To the side, a few spaces down, were two blasts from the past: a 1913 Ford Model T four-door touring car and a 1922 Model T single-seat roadster. The roadster had its original wooden spoke wheels on balloon tires and a prominent spare tire bringing the rear.

The gentleman who owns the Model T roadster demonstrated something that most people, myself included, have never seen. The gentleman, dressed in period costume, used the front crank to start the T; there’s a whole trick to starting the car without breaking your arm in the process. Then it took a few tweaks to the ignition and fuel delivery levers to get the four-cylinder engine running smoothly. The simplistic roadster had an amp gauge in the middle of its spartan dash and a long brake handle on the left.

Both Model Ts had all the original patina you would expect from a century old item.
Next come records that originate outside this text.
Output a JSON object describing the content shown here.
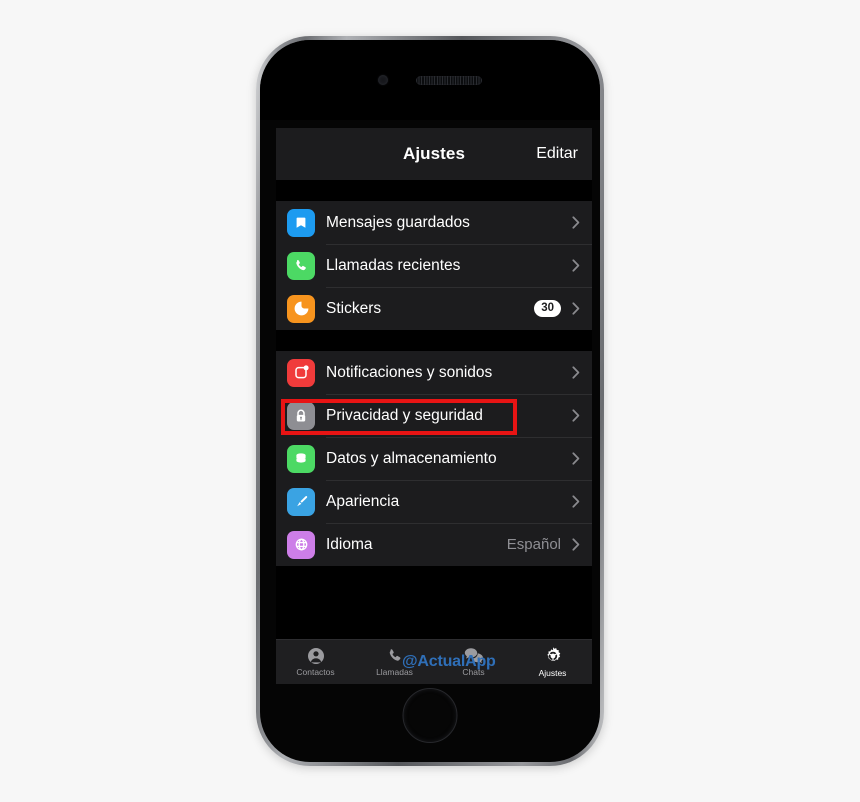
{
  "device": {
    "name": "iphone-frame",
    "camera_icon": "front-camera-icon",
    "speaker_icon": "earpiece-speaker-icon",
    "home_button_label": "home-button"
  },
  "navbar": {
    "title": "Ajustes",
    "edit_label": "Editar"
  },
  "groups": [
    {
      "rows": [
        {
          "label": "Mensajes guardados",
          "icon": "bookmark-icon",
          "icon_color": "#1d9bf0",
          "value": "",
          "badge": "",
          "chevron": "›"
        },
        {
          "label": "Llamadas recientes",
          "icon": "phone-icon",
          "icon_color": "#4cd964",
          "value": "",
          "badge": "",
          "chevron": "›"
        },
        {
          "label": "Stickers",
          "icon": "sticker-icon",
          "icon_color": "#f7941e",
          "value": "",
          "badge": "30",
          "chevron": "›"
        }
      ]
    },
    {
      "rows": [
        {
          "label": "Notificaciones y sonidos",
          "icon": "notification-bell-icon",
          "icon_color": "#f03b3b",
          "value": "",
          "badge": "",
          "chevron": "›"
        },
        {
          "label": "Privacidad y seguridad",
          "icon": "lock-icon",
          "icon_color": "#8e8e93",
          "value": "",
          "badge": "",
          "chevron": "›",
          "highlighted": true
        },
        {
          "label": "Datos y almacenamiento",
          "icon": "database-icon",
          "icon_color": "#4cd964",
          "value": "",
          "badge": "",
          "chevron": "›"
        },
        {
          "label": "Apariencia",
          "icon": "paintbrush-icon",
          "icon_color": "#3aa3e3",
          "value": "",
          "badge": "",
          "chevron": "›"
        },
        {
          "label": "Idioma",
          "icon": "globe-icon",
          "icon_color": "#cd7ee8",
          "value": "Español",
          "badge": "",
          "chevron": "›"
        }
      ]
    }
  ],
  "tabbar": {
    "items": [
      {
        "label": "Contactos",
        "icon": "contact-person-icon",
        "active": false
      },
      {
        "label": "Llamadas",
        "icon": "phone-handset-icon",
        "active": false
      },
      {
        "label": "Chats",
        "icon": "chat-bubbles-icon",
        "active": false
      },
      {
        "label": "Ajustes",
        "icon": "gear-icon",
        "active": true
      }
    ]
  },
  "watermark": {
    "text": "@ActualApp",
    "color": "#2f6fb8"
  },
  "highlight": {
    "color": "#e81414",
    "target": "Privacidad y seguridad"
  }
}
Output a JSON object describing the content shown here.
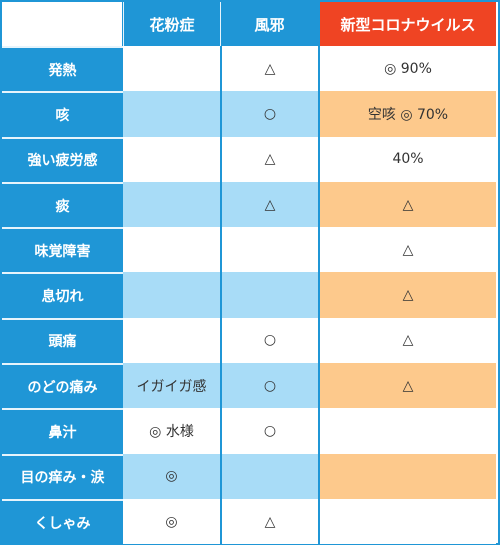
{
  "table": {
    "corner": "",
    "columns": [
      "花粉症",
      "風邪",
      "新型コロナウイルス"
    ],
    "rows": [
      {
        "symptom": "発熱",
        "hay_fever": "",
        "cold": "△",
        "covid": "◎ 90%"
      },
      {
        "symptom": "咳",
        "hay_fever": "",
        "cold": "○",
        "covid": "空咳 ◎ 70%"
      },
      {
        "symptom": "強い疲労感",
        "hay_fever": "",
        "cold": "△",
        "covid": "40%"
      },
      {
        "symptom": "痰",
        "hay_fever": "",
        "cold": "△",
        "covid": "△"
      },
      {
        "symptom": "味覚障害",
        "hay_fever": "",
        "cold": "",
        "covid": "△"
      },
      {
        "symptom": "息切れ",
        "hay_fever": "",
        "cold": "",
        "covid": "△"
      },
      {
        "symptom": "頭痛",
        "hay_fever": "",
        "cold": "○",
        "covid": "△"
      },
      {
        "symptom": "のどの痛み",
        "hay_fever": "イガイガ感",
        "cold": "○",
        "covid": "△"
      },
      {
        "symptom": "鼻汁",
        "hay_fever": "◎ 水様",
        "cold": "○",
        "covid": ""
      },
      {
        "symptom": "目の痒み・涙",
        "hay_fever": "◎",
        "cold": "",
        "covid": ""
      },
      {
        "symptom": "くしゃみ",
        "hay_fever": "◎",
        "cold": "△",
        "covid": ""
      }
    ]
  },
  "colors": {
    "header_blue": "#1f96d6",
    "covid_red": "#ef4423",
    "row_light_blue": "#a8dcf7",
    "row_orange": "#fdc98c"
  }
}
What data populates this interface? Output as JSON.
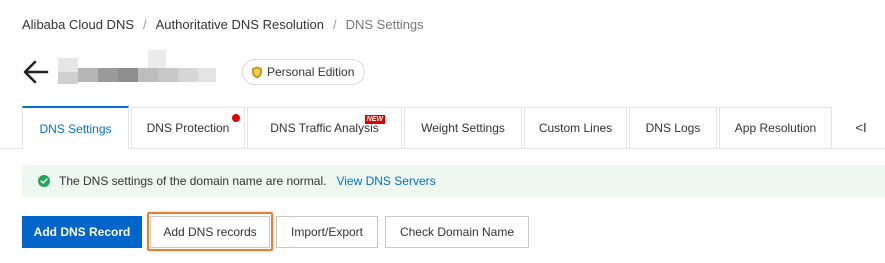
{
  "breadcrumb": {
    "items": [
      "Alibaba Cloud DNS",
      "Authoritative DNS Resolution",
      "DNS Settings"
    ],
    "separator": "/"
  },
  "header": {
    "back_icon": "arrow-left-icon",
    "edition_badge": "Personal Edition",
    "edition_icon": "shield-icon"
  },
  "tabs": [
    {
      "label": "DNS Settings",
      "active": true
    },
    {
      "label": "DNS Protection",
      "badge_dot": true
    },
    {
      "label": "DNS Traffic Analysis",
      "tag": "NEW"
    },
    {
      "label": "Weight Settings"
    },
    {
      "label": "Custom Lines"
    },
    {
      "label": "DNS Logs"
    },
    {
      "label": "App Resolution"
    }
  ],
  "tab_scroll_label": "<I",
  "alert": {
    "message": "The DNS settings of the domain name are normal.",
    "link": "View DNS Servers",
    "icon": "check-circle-icon"
  },
  "actions": {
    "add_record": "Add DNS Record",
    "add_records": "Add DNS records",
    "import_export": "Import/Export",
    "check_domain": "Check Domain Name"
  },
  "colors": {
    "primary": "#0064c8",
    "link": "#0070cc",
    "success": "#23a55a",
    "alert_bg": "#eef7f0",
    "highlight": "#ef7d30",
    "new_tag": "#e00000"
  }
}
An accompanying sign stated that the 1913 phaeton had sold for $550 new, which was a lot of money at the time.

The most recent vehicle on display was likely a 1990 Corvette ZR1 convertible. While 30 mph is about the top speed of the Model Ts, this bright red Corvette could probably rev the speedometer and go over 100 mph on the road with ease.

One of the great things about these auto shows is the variety you’ll find there. There was something for everyone, with friendly people, majestic surroundings and pleasant temperatures for most of the day.

It was a beautiful day to spend a Saturday morning, while wishing Atwater another century of good life.

Previous Weird pacing, clunky mechanics, but a fun story
Next Public transportation in Tampa lags behind city growth, says USF community - The Oracle